Jesus taught us to forgive
When Jesus taught the Sermon on the Mount, He reminded the people of the way things had been under the law of Moses: “An eye for an eye, and a tooth for a tooth” (see Matthew 5:38). He then taught the higher law of forgiveness to turn the other cheek and “love your enemies” (see Matthew 5:39–44).
Forgiveness makes us free
Holding onto hurt feelings is a constant reminder to be upset. Unresolved conflicts take up way too much space in our minds. We lose sleep over them, and if we’re not careful, we can allow them to damage our other relationships.
Withholding forgiveness is a drain on our energy that could be better used to serve others and enrich our own lives. The Book of Mormon teaches that “men are, that they might have joy” (see 2 Nephi 2:25). How can we have joy when we are focused on feelings of anger, resentment, bitterness, and revenge?
When we choose to forgive, we allow the Holy Spirit to enter our hearts. Happiness is a choice. It does not depend on the actions of others or on justice being served. Forgiveness makes us free.
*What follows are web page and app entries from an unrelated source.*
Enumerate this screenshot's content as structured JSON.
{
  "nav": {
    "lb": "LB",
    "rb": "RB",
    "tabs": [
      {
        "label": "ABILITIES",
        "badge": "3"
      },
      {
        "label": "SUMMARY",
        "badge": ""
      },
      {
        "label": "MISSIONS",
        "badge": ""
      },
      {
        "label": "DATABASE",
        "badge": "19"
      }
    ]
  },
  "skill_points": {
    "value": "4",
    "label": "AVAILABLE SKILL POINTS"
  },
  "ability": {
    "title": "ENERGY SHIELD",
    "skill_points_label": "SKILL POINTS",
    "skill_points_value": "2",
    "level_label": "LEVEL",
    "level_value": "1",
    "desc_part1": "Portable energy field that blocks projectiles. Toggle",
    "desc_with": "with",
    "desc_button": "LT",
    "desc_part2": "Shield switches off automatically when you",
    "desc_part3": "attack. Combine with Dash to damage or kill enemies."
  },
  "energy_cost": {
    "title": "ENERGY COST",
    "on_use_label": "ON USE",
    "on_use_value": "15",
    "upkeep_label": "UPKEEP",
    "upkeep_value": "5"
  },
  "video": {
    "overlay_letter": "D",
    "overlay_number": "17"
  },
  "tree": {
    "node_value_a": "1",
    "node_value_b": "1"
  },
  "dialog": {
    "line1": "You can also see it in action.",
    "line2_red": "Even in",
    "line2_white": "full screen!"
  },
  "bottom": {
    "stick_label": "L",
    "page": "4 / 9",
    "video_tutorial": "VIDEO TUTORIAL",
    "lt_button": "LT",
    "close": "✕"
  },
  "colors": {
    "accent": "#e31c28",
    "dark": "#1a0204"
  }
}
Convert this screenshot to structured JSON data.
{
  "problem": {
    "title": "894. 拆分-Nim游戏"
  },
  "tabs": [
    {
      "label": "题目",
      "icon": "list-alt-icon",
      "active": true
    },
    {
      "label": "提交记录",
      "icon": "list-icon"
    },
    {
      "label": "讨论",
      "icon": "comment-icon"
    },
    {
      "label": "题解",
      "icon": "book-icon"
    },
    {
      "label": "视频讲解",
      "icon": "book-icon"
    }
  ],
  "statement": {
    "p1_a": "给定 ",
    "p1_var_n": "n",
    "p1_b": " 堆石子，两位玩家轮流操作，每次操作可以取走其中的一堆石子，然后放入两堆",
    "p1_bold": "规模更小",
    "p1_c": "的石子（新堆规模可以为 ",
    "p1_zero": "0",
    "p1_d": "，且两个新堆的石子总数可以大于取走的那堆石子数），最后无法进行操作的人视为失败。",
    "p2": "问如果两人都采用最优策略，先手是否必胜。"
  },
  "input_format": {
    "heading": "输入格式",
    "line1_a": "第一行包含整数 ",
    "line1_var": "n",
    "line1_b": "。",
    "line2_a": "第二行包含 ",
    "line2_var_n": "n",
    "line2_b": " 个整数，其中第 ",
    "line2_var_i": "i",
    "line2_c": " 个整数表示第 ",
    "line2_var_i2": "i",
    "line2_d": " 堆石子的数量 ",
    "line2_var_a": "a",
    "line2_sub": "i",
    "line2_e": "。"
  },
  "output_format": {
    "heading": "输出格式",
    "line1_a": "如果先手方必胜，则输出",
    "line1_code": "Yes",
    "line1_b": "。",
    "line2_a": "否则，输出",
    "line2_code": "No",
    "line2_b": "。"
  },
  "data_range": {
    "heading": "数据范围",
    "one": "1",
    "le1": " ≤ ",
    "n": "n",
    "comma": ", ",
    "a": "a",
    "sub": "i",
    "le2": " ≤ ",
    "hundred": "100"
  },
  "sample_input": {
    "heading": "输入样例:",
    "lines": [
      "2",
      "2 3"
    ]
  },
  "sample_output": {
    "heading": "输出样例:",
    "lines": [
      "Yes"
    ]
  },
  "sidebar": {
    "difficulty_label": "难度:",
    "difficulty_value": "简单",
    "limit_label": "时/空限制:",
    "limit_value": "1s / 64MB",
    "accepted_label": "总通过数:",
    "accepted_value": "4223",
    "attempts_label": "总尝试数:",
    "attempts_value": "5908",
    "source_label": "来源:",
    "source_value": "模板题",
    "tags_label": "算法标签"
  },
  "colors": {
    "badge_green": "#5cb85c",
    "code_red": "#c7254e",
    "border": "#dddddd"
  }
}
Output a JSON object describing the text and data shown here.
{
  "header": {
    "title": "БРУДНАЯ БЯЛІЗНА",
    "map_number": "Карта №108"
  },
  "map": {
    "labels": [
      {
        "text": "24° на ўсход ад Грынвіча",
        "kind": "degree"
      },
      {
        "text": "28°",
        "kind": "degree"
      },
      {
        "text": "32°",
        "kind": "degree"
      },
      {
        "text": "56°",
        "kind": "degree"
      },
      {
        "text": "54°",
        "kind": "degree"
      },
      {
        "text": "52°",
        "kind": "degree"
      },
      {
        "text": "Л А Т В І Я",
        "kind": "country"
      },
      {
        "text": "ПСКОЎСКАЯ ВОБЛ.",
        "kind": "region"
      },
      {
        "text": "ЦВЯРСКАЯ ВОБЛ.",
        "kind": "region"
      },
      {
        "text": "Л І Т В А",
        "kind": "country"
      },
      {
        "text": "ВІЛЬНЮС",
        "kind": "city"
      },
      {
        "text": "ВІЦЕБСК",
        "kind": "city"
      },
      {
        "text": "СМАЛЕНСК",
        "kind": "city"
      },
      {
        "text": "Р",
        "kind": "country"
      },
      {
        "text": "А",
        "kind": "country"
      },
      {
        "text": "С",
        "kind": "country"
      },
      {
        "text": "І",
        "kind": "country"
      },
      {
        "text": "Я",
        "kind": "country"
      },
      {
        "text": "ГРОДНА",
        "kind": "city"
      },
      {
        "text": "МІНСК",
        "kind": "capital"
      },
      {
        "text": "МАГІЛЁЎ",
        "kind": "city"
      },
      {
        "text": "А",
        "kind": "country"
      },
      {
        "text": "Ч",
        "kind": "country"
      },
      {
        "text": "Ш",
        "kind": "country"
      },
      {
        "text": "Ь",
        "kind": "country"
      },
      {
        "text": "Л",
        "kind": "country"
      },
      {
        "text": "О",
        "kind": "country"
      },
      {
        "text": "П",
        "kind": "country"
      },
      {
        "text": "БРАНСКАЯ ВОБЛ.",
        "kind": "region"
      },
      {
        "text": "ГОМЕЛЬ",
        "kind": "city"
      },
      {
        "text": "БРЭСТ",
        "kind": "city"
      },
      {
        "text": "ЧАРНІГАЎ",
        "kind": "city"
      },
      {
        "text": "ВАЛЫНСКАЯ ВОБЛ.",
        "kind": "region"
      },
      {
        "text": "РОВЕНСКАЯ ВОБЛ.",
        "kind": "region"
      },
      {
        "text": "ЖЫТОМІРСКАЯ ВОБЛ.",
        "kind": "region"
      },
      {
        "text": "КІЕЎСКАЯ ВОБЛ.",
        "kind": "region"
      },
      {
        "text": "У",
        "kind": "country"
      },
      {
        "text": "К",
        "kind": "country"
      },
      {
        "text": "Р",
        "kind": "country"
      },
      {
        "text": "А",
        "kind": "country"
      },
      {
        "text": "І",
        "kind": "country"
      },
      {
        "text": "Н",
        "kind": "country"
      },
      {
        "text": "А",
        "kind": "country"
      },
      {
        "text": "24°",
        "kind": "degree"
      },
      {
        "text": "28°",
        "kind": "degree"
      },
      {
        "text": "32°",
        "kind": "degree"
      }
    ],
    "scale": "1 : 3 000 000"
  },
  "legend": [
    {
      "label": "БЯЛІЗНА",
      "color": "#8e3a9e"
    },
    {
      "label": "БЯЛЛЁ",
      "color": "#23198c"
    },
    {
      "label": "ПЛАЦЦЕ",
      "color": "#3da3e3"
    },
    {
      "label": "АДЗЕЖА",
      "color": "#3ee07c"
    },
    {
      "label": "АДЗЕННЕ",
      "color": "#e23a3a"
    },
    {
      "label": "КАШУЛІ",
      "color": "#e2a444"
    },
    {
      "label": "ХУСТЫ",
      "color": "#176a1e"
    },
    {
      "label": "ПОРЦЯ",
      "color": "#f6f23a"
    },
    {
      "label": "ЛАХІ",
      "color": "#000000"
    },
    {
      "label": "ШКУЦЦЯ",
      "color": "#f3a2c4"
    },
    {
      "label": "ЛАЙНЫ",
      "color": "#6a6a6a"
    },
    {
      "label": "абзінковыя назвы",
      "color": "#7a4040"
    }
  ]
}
Forgiving someone is easier said than done, especially if the wrongdoing is severe. Sometimes it feels like forgiveness is impossible. But if we rely on the Savior and pray for power to forgive, Jesus will help us. Elder Kevin R. Duncan, a Church leader, said, “Even though we may be a victim once, we need not be a victim twice by carrying the burden of hate, bitterness, pain, [and] resentment” (“The Healing Ointment of Forgiveness,” Ensign or Liahona, May 2016, 33).
Forgiveness is different than trust
Once you forgive someone, it may still take a long time for you to trust them again. That’s okay. For example, you could forgive someone who stole from you, but that doesn’t mean you leave the door unlocked. Likewise, someone who has been in an abusive relationship can forgive the abuser without entering into that relationship again. We should forgive everyone. But use wisdom in deciding to trust someone again.
The ultimate example of forgiveness
When we find it difficult to forgive, we can look to the example of Jesus Christ. Even as He hung on the cross with nails through His hands and feet, He cried out to God, “Father, forgive them; for they know not what they do” (Luke 23:34). We may not have the ability to forgive on our own, but Jesus suffered for our “pains and afflictions” (see Alma 7:11) so that He would know how to help us. Through His grace, we can not only be forgiven, but we can also have the strength to forgive others.